In mid February, I wrote that a substantial portion of ASUS wireless routers would fail to update their firmware. In fact, the "check for update" function would inform the administrator that the router was fully up-to-date, even though it was not. The timing could not have been worse, coming right on the heels of an exploit for a bug in which USB hard drives connected to the router could be accessed from the public Internet, with no login required.
In April I wrote that the same line of routers exposed the administrator username and password in clear text. Anyone that could access a PC that had logged into the router could retrieve the admin credentials. Since the admin session would never time out, this could be exploited even without the administrator having a window open on the router.

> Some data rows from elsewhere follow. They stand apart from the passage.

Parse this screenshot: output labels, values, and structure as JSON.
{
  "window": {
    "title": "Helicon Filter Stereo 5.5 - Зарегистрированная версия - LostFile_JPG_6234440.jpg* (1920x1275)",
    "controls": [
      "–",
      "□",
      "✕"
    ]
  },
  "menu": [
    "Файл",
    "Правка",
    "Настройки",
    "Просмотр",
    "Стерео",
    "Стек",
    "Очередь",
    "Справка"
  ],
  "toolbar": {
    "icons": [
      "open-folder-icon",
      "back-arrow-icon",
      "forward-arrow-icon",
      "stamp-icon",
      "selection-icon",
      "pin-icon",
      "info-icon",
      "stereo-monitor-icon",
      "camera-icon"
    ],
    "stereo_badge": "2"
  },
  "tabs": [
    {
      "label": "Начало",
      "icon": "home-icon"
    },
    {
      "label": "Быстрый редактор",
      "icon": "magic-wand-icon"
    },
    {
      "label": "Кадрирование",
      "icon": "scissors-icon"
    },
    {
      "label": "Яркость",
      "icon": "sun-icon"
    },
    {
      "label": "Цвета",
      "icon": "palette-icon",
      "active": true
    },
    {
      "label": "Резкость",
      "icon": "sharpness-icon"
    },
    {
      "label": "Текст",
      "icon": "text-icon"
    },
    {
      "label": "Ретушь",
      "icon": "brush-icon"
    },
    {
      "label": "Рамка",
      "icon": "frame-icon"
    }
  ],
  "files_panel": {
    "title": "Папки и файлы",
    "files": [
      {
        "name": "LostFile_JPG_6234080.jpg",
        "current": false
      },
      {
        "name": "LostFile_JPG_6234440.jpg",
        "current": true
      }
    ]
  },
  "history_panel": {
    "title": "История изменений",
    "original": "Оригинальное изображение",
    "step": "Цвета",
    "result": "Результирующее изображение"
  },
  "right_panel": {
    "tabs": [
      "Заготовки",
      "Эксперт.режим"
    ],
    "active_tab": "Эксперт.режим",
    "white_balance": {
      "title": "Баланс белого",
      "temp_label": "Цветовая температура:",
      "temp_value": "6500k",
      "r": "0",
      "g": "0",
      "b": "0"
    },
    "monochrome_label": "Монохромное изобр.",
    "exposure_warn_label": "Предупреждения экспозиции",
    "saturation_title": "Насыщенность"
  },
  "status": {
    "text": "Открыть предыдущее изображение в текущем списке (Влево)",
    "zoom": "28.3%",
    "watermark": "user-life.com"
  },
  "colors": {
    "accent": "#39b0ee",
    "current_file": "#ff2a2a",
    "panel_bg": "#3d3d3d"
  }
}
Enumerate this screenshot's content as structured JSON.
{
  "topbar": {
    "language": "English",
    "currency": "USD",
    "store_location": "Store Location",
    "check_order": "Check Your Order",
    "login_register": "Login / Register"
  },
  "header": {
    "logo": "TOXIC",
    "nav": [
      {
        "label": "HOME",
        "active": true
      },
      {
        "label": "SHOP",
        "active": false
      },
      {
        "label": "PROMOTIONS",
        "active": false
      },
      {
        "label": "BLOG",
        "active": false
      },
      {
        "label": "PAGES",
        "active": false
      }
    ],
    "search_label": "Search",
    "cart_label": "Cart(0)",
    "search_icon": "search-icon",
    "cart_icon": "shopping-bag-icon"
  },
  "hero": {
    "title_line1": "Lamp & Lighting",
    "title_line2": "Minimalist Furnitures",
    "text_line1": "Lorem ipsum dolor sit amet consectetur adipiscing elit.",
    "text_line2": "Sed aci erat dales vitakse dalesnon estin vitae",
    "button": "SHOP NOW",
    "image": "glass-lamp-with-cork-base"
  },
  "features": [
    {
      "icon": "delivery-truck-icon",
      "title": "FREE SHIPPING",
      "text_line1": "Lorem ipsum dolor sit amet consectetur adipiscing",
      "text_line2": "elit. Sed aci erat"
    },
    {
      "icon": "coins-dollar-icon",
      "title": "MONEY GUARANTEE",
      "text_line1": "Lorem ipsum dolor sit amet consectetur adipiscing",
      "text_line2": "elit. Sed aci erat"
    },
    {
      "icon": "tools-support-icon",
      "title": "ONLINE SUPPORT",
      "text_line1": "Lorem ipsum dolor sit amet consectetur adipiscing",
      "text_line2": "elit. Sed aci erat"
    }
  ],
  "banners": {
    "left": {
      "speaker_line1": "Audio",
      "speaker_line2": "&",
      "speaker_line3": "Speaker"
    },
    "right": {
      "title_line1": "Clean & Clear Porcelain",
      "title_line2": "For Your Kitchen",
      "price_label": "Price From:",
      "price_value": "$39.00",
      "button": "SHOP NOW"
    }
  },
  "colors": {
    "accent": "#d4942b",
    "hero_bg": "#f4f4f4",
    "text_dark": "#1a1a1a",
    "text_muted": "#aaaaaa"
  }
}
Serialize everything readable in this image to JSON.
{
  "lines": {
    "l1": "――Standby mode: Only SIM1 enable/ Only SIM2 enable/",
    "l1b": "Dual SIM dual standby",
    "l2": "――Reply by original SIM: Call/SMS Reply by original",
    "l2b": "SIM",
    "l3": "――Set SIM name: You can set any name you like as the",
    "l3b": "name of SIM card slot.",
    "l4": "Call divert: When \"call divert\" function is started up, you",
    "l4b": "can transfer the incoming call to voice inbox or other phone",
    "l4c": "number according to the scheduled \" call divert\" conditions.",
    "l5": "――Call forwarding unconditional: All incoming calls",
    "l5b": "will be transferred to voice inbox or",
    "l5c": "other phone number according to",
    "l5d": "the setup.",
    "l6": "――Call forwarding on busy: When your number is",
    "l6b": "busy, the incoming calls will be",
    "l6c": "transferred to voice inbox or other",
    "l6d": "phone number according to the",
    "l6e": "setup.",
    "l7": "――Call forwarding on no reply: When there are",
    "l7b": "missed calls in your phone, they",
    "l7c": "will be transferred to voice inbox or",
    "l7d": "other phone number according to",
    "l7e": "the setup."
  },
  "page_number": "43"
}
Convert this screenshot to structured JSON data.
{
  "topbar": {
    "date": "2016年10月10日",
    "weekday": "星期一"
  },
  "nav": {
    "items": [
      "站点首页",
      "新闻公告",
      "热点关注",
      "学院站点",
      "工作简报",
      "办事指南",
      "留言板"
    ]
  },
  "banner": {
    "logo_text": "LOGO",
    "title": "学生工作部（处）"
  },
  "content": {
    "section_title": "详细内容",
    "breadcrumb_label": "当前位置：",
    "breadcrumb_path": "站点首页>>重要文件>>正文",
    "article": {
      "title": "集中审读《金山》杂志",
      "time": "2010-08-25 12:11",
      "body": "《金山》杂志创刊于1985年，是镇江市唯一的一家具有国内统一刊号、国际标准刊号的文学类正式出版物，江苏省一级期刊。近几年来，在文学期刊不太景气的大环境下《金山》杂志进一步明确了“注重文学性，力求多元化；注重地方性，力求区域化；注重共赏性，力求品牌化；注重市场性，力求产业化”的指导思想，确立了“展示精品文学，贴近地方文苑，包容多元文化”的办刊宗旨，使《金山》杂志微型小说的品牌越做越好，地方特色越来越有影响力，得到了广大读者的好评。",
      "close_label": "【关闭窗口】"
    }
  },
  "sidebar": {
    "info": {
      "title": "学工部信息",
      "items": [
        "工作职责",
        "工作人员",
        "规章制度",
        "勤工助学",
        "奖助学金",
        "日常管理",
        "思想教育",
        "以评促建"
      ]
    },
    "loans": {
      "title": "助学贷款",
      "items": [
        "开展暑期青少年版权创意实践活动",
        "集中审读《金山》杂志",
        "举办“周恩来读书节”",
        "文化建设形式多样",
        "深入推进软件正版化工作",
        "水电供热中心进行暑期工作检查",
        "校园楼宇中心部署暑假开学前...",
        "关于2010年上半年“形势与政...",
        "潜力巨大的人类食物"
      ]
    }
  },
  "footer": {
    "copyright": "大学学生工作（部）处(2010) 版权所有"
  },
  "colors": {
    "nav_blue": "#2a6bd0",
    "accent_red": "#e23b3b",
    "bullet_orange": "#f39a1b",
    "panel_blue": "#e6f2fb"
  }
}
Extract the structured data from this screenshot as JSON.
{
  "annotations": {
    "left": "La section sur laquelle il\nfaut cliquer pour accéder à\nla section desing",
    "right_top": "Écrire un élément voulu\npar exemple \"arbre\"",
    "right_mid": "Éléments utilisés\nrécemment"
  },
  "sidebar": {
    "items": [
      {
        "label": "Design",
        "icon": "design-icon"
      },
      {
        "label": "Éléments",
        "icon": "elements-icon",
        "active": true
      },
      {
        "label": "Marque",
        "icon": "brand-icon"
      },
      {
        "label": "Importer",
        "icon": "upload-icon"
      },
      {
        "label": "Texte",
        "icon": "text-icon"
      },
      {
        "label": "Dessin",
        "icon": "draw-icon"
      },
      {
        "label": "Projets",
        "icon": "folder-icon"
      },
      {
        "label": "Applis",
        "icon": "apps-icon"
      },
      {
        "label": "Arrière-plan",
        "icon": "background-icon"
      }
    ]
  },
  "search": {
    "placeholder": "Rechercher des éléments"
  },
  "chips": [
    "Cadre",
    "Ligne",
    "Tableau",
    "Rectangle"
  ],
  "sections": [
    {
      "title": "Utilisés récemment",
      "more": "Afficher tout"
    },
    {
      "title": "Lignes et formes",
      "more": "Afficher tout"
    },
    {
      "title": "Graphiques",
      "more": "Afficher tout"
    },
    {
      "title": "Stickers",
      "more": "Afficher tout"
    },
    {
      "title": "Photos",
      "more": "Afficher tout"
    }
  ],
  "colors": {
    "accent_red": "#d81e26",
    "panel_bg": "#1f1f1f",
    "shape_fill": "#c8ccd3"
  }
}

Today I am disclosing one additional vulnerability, submitted as CVE-2014-2718. The ASUS RT- series of routers rely on an easily manipulated process to determine if an update is needed, and to retrieve the necessary update file. In short, the router downloads via clear-text a file from http://dlcdnet.asus.com, parses it to determine the latest firmware version, then downloads (again in the clear) a binary file matching that version number from the same web site.